▸ REQUIRED ACTION: Which of the lines in the listing that follows hold "this"? Pull each one out.

_ _ _ _ _

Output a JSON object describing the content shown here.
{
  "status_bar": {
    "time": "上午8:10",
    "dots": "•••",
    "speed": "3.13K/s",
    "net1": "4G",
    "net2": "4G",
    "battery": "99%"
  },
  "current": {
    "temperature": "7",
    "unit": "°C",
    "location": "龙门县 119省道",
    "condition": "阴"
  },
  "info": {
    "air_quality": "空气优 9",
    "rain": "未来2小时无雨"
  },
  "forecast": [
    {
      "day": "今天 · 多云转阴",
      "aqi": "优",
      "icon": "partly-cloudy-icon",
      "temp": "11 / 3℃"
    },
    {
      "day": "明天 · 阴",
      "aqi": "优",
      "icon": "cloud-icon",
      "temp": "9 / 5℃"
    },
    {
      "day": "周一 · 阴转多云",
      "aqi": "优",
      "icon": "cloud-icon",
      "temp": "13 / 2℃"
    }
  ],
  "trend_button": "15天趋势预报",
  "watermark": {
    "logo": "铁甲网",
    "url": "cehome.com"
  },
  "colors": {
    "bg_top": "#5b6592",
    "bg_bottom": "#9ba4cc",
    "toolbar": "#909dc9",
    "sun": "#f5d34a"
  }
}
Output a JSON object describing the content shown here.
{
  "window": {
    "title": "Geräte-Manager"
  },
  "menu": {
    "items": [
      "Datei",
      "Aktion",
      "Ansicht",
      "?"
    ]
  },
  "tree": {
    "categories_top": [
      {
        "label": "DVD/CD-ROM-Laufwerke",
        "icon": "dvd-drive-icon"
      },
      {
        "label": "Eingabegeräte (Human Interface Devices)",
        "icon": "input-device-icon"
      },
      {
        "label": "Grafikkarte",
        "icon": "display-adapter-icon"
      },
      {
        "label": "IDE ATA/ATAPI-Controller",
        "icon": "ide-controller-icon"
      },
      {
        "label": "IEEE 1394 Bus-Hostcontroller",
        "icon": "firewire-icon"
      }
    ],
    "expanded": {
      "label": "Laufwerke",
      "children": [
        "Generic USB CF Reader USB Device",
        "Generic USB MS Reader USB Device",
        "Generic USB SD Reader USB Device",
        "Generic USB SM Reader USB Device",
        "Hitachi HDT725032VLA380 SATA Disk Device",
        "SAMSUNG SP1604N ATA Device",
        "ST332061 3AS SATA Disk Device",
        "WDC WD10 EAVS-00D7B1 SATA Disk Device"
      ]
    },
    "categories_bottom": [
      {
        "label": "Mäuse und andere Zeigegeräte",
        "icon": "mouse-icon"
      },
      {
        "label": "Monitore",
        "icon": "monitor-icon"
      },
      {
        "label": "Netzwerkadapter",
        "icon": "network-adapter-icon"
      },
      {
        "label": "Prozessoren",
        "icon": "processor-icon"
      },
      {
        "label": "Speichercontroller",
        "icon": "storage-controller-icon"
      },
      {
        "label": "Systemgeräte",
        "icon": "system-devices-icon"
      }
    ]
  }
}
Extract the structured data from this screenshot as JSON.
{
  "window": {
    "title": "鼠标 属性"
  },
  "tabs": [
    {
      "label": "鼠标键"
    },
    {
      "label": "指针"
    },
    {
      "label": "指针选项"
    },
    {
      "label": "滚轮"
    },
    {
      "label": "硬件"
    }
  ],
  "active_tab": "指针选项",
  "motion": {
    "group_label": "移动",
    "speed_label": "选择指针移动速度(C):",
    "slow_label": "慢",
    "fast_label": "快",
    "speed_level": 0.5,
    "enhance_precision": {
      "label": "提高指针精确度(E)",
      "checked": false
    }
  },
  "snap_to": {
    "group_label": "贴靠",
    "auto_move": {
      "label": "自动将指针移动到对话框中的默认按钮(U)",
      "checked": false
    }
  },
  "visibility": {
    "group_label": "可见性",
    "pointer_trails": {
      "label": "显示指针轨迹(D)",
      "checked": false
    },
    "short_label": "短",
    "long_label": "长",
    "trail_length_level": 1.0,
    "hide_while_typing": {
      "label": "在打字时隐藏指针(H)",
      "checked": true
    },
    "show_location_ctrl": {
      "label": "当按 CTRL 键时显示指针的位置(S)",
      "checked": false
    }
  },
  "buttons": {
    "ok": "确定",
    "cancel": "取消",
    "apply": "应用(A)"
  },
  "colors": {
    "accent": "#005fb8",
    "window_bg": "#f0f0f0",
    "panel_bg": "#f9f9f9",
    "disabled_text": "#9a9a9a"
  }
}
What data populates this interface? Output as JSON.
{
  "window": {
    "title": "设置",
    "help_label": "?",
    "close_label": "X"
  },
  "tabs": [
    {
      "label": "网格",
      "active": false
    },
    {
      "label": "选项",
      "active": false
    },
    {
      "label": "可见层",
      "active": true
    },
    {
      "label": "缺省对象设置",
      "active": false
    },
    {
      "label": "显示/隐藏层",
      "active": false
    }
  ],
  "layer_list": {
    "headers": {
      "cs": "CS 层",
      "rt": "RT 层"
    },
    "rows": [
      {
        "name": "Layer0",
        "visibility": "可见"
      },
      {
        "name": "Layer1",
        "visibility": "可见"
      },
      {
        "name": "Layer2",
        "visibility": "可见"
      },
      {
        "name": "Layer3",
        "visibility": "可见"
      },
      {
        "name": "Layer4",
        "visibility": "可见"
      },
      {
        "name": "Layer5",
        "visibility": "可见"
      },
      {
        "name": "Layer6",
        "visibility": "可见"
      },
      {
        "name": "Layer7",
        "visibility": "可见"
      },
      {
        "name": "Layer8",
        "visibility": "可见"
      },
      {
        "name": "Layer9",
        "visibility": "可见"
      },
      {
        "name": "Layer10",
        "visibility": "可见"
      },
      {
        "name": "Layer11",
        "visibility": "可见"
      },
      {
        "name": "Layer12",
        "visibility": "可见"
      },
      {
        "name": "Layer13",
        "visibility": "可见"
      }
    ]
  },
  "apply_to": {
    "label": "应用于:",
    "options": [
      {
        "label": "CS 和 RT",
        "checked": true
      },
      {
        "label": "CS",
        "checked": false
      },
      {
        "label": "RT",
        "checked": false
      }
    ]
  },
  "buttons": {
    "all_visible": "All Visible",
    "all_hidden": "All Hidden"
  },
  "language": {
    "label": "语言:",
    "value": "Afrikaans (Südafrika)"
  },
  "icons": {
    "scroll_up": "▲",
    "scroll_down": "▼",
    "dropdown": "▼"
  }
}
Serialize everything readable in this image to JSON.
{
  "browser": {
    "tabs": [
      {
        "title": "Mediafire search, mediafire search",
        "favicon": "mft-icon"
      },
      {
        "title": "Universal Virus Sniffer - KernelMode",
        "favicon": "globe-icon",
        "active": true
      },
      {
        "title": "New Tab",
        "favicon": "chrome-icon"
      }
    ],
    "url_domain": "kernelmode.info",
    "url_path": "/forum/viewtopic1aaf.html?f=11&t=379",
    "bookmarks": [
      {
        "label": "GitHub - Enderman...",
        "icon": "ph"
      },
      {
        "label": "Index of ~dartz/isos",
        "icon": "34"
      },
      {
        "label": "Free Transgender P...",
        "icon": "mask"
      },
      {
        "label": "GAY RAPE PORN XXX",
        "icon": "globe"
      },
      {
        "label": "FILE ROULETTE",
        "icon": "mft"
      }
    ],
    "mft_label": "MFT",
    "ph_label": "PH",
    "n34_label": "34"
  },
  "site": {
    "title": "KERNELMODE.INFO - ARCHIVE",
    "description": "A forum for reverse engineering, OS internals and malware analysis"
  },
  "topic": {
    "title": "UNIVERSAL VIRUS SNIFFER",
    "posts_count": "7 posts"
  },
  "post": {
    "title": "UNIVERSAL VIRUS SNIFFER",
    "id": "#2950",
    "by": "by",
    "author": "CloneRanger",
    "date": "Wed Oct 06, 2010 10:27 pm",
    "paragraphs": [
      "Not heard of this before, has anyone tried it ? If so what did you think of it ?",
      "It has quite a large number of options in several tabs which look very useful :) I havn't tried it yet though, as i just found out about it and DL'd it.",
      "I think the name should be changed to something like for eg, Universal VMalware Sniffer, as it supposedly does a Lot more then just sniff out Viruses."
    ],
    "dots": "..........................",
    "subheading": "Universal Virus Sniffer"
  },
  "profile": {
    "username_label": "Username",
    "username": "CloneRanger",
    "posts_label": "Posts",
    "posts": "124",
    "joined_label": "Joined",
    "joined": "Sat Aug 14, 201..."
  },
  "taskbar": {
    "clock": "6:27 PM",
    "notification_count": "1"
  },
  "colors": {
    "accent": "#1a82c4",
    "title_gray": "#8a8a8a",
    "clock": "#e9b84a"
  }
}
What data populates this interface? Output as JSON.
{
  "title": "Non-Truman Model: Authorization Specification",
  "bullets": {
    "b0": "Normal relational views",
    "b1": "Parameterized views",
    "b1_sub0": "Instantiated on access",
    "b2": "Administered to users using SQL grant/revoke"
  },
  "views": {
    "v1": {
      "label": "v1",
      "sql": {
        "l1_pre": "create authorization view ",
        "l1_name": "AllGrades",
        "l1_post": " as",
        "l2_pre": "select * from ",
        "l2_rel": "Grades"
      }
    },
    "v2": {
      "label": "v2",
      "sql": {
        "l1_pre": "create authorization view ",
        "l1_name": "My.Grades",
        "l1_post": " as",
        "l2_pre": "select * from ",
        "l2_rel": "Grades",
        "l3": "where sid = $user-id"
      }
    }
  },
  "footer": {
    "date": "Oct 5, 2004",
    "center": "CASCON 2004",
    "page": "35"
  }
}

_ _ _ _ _

▸ ANSWER BOX:
Extract the structured data from this screenshot as JSON.
What data populates this interface? Output as JSON.
Serialize everything readable in this image to JSON.
      "Not heard of this before, has anyone tried it ? If so what did you think of it ?",
What data populates this interface? Output as JSON.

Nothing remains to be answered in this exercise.